Students also participate in school projects for the farm. They recently raised enough funds to become eligible for a major grant from the New York State Energy Research and Development Authority, to purchase a large number of solar panels, supplying all the electricity for the farm. Any excess electricity flows back into the overall supply for the state, thus reducing the need for fossil fuels in creating power, and creates some revenue for the school.
Students come to the MCS farm from ages 8 to 14. By the time they reach fifth grade, they come for three weeklong trips to Roxbury, one in each season of the school year. Their Manhattan-based teachers also come upstate with their classes, to get the same experiences as the students. While normally the organizers of the students’ activities in Manhattan by day, then taken on by their parents after school, teachers take on a parental role at the farm. The MCS farm has four local faculty, Kathy Cammer, Ed Fersch, Lynn Haroldsen and Donna McDaniel, to teach cooking, textiles, farming and nature.
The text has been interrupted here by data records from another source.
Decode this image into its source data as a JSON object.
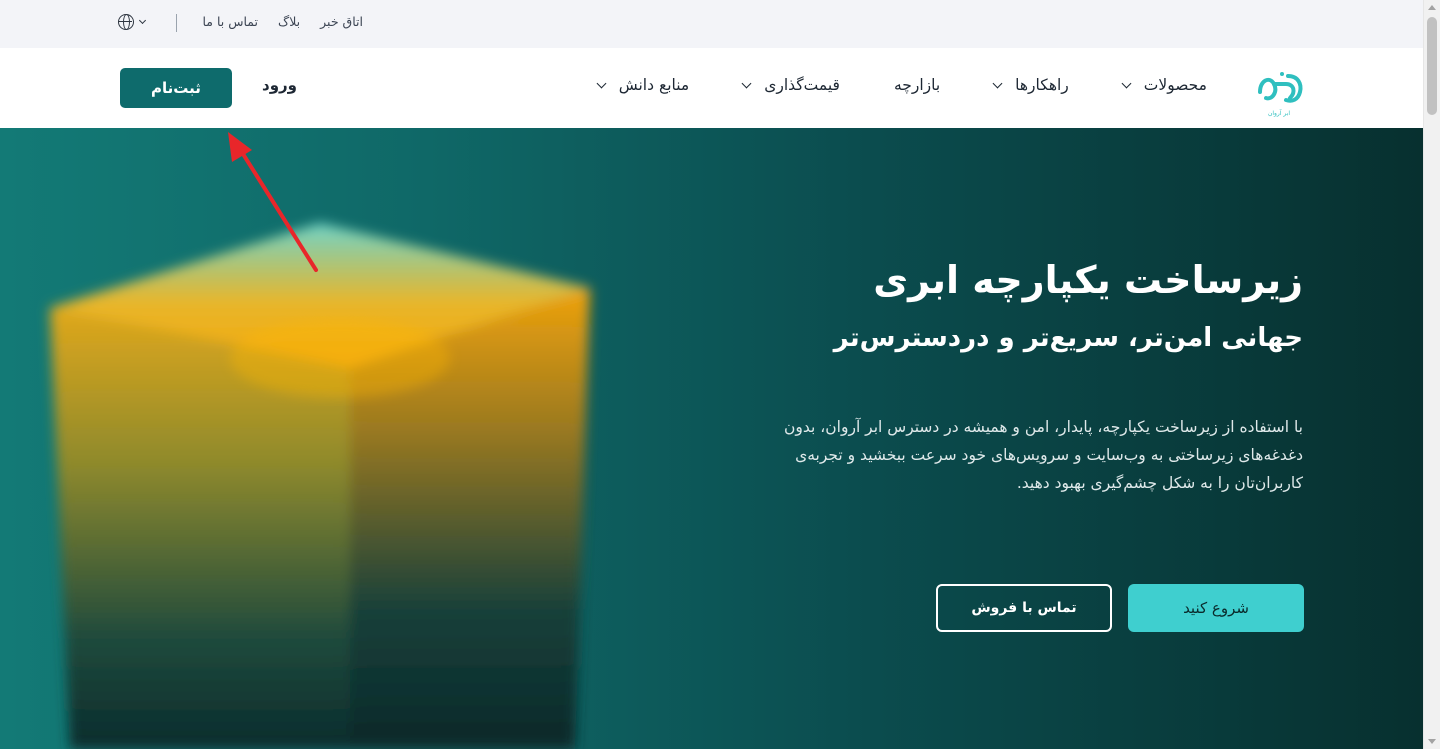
{
  "topbar": {
    "links": [
      "اتاق خبر",
      "بلاگ",
      "تماس با ما"
    ],
    "language_icon": "globe-icon"
  },
  "nav": {
    "logo_caption": "ابر آروان",
    "items": [
      {
        "label": "محصولات",
        "has_dropdown": true
      },
      {
        "label": "راهکارها",
        "has_dropdown": true
      },
      {
        "label": "بازارچه",
        "has_dropdown": false
      },
      {
        "label": "قیمت‌گذاری",
        "has_dropdown": true
      },
      {
        "label": "منابع دانش",
        "has_dropdown": true
      }
    ],
    "login_label": "ورود",
    "signup_label": "ثبت‌نام"
  },
  "hero": {
    "title": "زیرساخت یکپارچه ابری",
    "subtitle": "جهانی امن‌تر، سریع‌تر و دردسترس‌تر",
    "description": "با استفاده از زیرساخت یکپارچه، پایدار، امن و همیشه در دسترس ابر آروان، بدون دغدغه‌های زیرساختی به وب‌سایت و سرویس‌های خود سرعت ببخشید و تجربه‌ی کاربران‌تان را به شکل چشم‌گیری بهبود دهید.",
    "primary_cta": "شروع کنید",
    "secondary_cta": "تماس با فروش"
  },
  "colors": {
    "brand": "#0e6b6c",
    "accent": "#3fcfcf",
    "topbar_bg": "#f3f4f8",
    "annotation_arrow": "#e8262a"
  }
}
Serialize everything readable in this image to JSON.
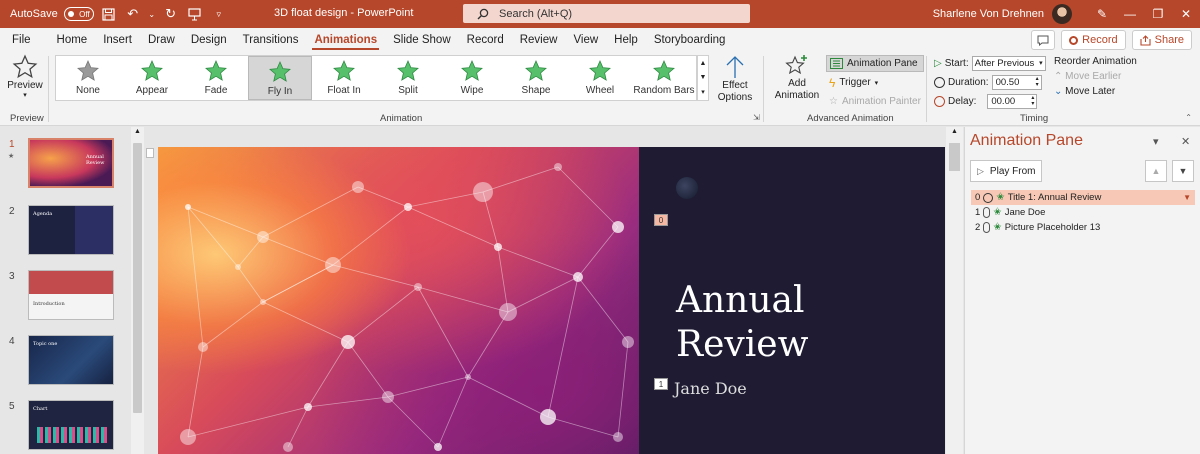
{
  "titlebar": {
    "autosave_label": "AutoSave",
    "autosave_state": "Off",
    "doc_title": "3D float design  -  PowerPoint",
    "search_placeholder": "Search (Alt+Q)",
    "user_name": "Sharlene Von Drehnen",
    "accent_color": "#b7472a"
  },
  "tabs": [
    "File",
    "Home",
    "Insert",
    "Draw",
    "Design",
    "Transitions",
    "Animations",
    "Slide Show",
    "Record",
    "Review",
    "View",
    "Help",
    "Storyboarding"
  ],
  "active_tab": "Animations",
  "tab_actions": {
    "record_label": "Record",
    "share_label": "Share"
  },
  "ribbon": {
    "preview": {
      "label": "Preview",
      "group": "Preview"
    },
    "gallery": {
      "group": "Animation",
      "items": [
        "None",
        "Appear",
        "Fade",
        "Fly In",
        "Float In",
        "Split",
        "Wipe",
        "Shape",
        "Wheel",
        "Random Bars"
      ],
      "selected": "Fly In"
    },
    "effect_options": {
      "line1": "Effect",
      "line2": "Options"
    },
    "advanced": {
      "group": "Advanced Animation",
      "add_line1": "Add",
      "add_line2": "Animation",
      "animation_pane": "Animation Pane",
      "trigger": "Trigger",
      "animation_painter": "Animation Painter"
    },
    "timing": {
      "group": "Timing",
      "start_label": "Start:",
      "start_value": "After Previous",
      "duration_label": "Duration:",
      "duration_value": "00.50",
      "delay_label": "Delay:",
      "delay_value": "00.00",
      "reorder_label": "Reorder Animation",
      "move_earlier": "Move Earlier",
      "move_later": "Move Later"
    }
  },
  "thumbnails": [
    {
      "number": "1",
      "title": "Annual Review",
      "active": true
    },
    {
      "number": "2",
      "title": "Agenda",
      "active": false
    },
    {
      "number": "3",
      "title": "Introduction",
      "active": false
    },
    {
      "number": "4",
      "title": "Topic one",
      "active": false
    },
    {
      "number": "5",
      "title": "Chart",
      "active": false
    }
  ],
  "slide": {
    "title_line1": "Annual",
    "title_line2": "Review",
    "subtitle": "Jane Doe",
    "tag_title": "0",
    "tag_subtitle": "1"
  },
  "animation_pane": {
    "title": "Animation Pane",
    "play_from": "Play From",
    "items": [
      {
        "index": "0",
        "name": "Title 1: Annual Review",
        "trigger": "clock",
        "selected": true
      },
      {
        "index": "1",
        "name": "Jane Doe",
        "trigger": "mouse",
        "selected": false
      },
      {
        "index": "2",
        "name": "Picture Placeholder 13",
        "trigger": "mouse",
        "selected": false
      }
    ]
  }
}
The farm school has a long-standing partnership with the Roxbury Central School District, called the Urban-Rural Exchange. Students of MCS are matched up as “pen pals” in Roxbury, who correspond with each other during the year when MCS students are in Manhattan. When MCS students come up to the farm, all students exchange visits to Meeker Hollow and Roxbury Central. Additionally, the Roxbury students board a bus each spring, to visit their pen pals at the Manhattan school. In more recent years, the pen pals have entered into electronic forms of communication.
In addition to MCS use, five other independent schools visit the farm during the year, as well as a summer Farm Camp.
Scheer said that MCS will be doubling its school size, “to create a larger pool of families and alumni to draw from and to be more able to carry out our public mission.” The enlargement will take place over the next few years.
This weekend: a bit of World War II home front life in the late fall of 1942.
City Historian Mark Simonson’s column appears twice weekly. On Saturdays, his column focuses on the area during the Depression and before. His Monday columns address local history after the Depression. If you have feedback or ideas about the column, write to him at The Daily Star, or email him at email@example.com. His website is www.oneontahistorian.com. His columns can be found at www.thedailystar.com/marksimonson.
*Editor's note: The headline on this story was changed at 9:30 a.m. Nov. 20 to correct an error.